### What the task requires:
All of the records below are to be given again word for word, with the pictures removed.

### Records to process:
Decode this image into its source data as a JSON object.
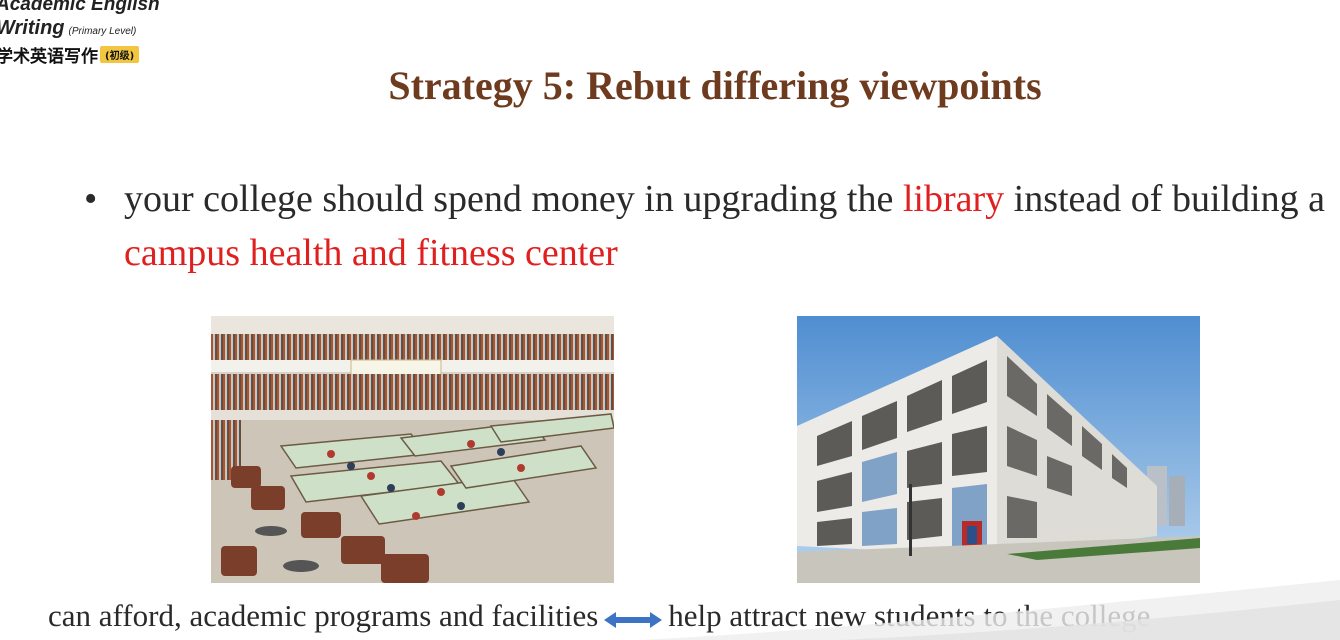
{
  "logo": {
    "line1": "Academic English",
    "line2_main": "Writing",
    "line2_sub": "(Primary Level)",
    "line3_main": "学术英语写作",
    "line3_tag": "(初级)"
  },
  "slide": {
    "title": "Strategy 5: Rebut differing viewpoints",
    "bullet": {
      "part1": "your college should spend money in upgrading the ",
      "highlight1": "library",
      "part2": " instead of building a ",
      "highlight2": "campus health and fitness center"
    },
    "caption": {
      "left": "can afford, academic programs and facilities",
      "right": "help attract new students to the college"
    }
  },
  "icons": {
    "bullet": "bullet-dot-icon",
    "arrow": "double-arrow-icon"
  },
  "colors": {
    "title": "#6e3b1f",
    "highlight": "#e0201f",
    "text": "#2a2a2a",
    "arrow": "#3c73c4",
    "logo_tag": "#f2c640"
  }
}
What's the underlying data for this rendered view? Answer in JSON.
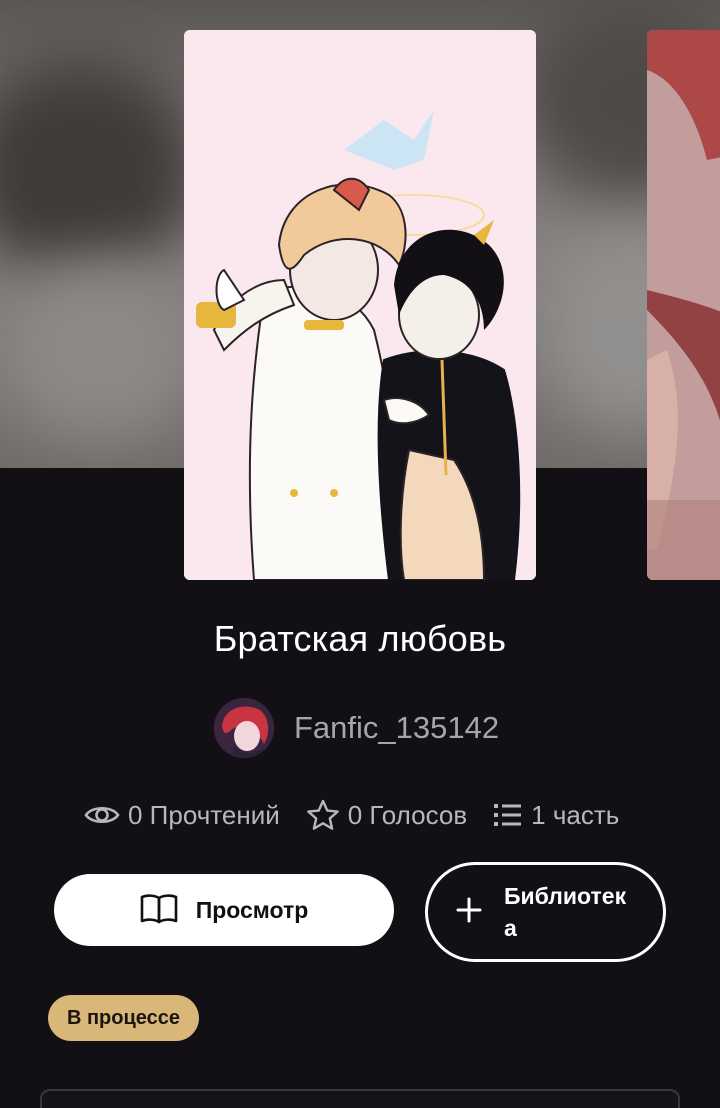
{
  "story": {
    "title": "Братская любовь",
    "author": "Fanfic_135142",
    "status_badge": "В процессе"
  },
  "stats": {
    "reads": "0 Прочтений",
    "votes": "0 Голосов",
    "parts": "1 часть"
  },
  "actions": {
    "view_label": "Просмотр",
    "library_label": "Библиотека"
  },
  "icons": {
    "reads": "eye-icon",
    "votes": "star-icon",
    "parts": "list-icon",
    "view": "book-icon",
    "library": "plus-icon"
  },
  "colors": {
    "background": "#121014",
    "badge": "#d9b778",
    "muted_text": "#a7a5aa"
  }
}
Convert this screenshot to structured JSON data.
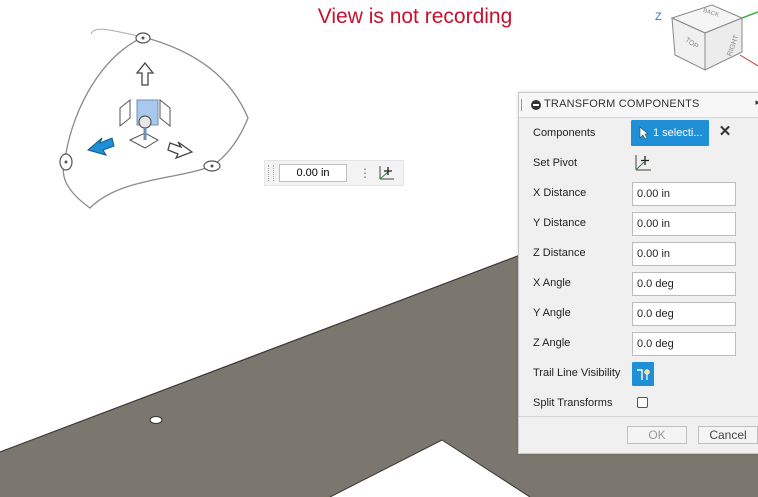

### Response:
Decode this image into its source data as a JSON object.
{
  "logo": {
    "line1": "Academic English",
    "line2_main": "Writing",
    "line2_sub": "(Primary Level)",
    "line3_main": "学术英语写作",
    "line3_tag": "(初级)"
  },
  "slide": {
    "title": "Strategy 5: Rebut differing viewpoints",
    "bullet": {
      "part1": "your college should spend money in upgrading the ",
      "highlight1": "library",
      "part2": " instead of building a ",
      "highlight2": "campus health and fitness center"
    },
    "caption": {
      "left": "can afford, academic programs and facilities",
      "right": "help attract new students to the college"
    }
  },
  "icons": {
    "bullet": "bullet-dot-icon",
    "arrow": "double-arrow-icon"
  },
  "colors": {
    "title": "#6e3b1f",
    "highlight": "#e0201f",
    "text": "#2a2a2a",
    "arrow": "#3c73c4",
    "logo_tag": "#f2c640"
  }
}
What's the underlying data for this rendered view? Answer in JSON.
{
  "story": {
    "title": "Братская любовь",
    "author": "Fanfic_135142",
    "status_badge": "В процессе"
  },
  "stats": {
    "reads": "0 Прочтений",
    "votes": "0 Голосов",
    "parts": "1 часть"
  },
  "actions": {
    "view_label": "Просмотр",
    "library_label": "Библиотека"
  },
  "icons": {
    "reads": "eye-icon",
    "votes": "star-icon",
    "parts": "list-icon",
    "view": "book-icon",
    "library": "plus-icon"
  },
  "colors": {
    "background": "#121014",
    "badge": "#d9b778",
    "muted_text": "#a7a5aa"
  }
}
Convert this screenshot to structured JSON data.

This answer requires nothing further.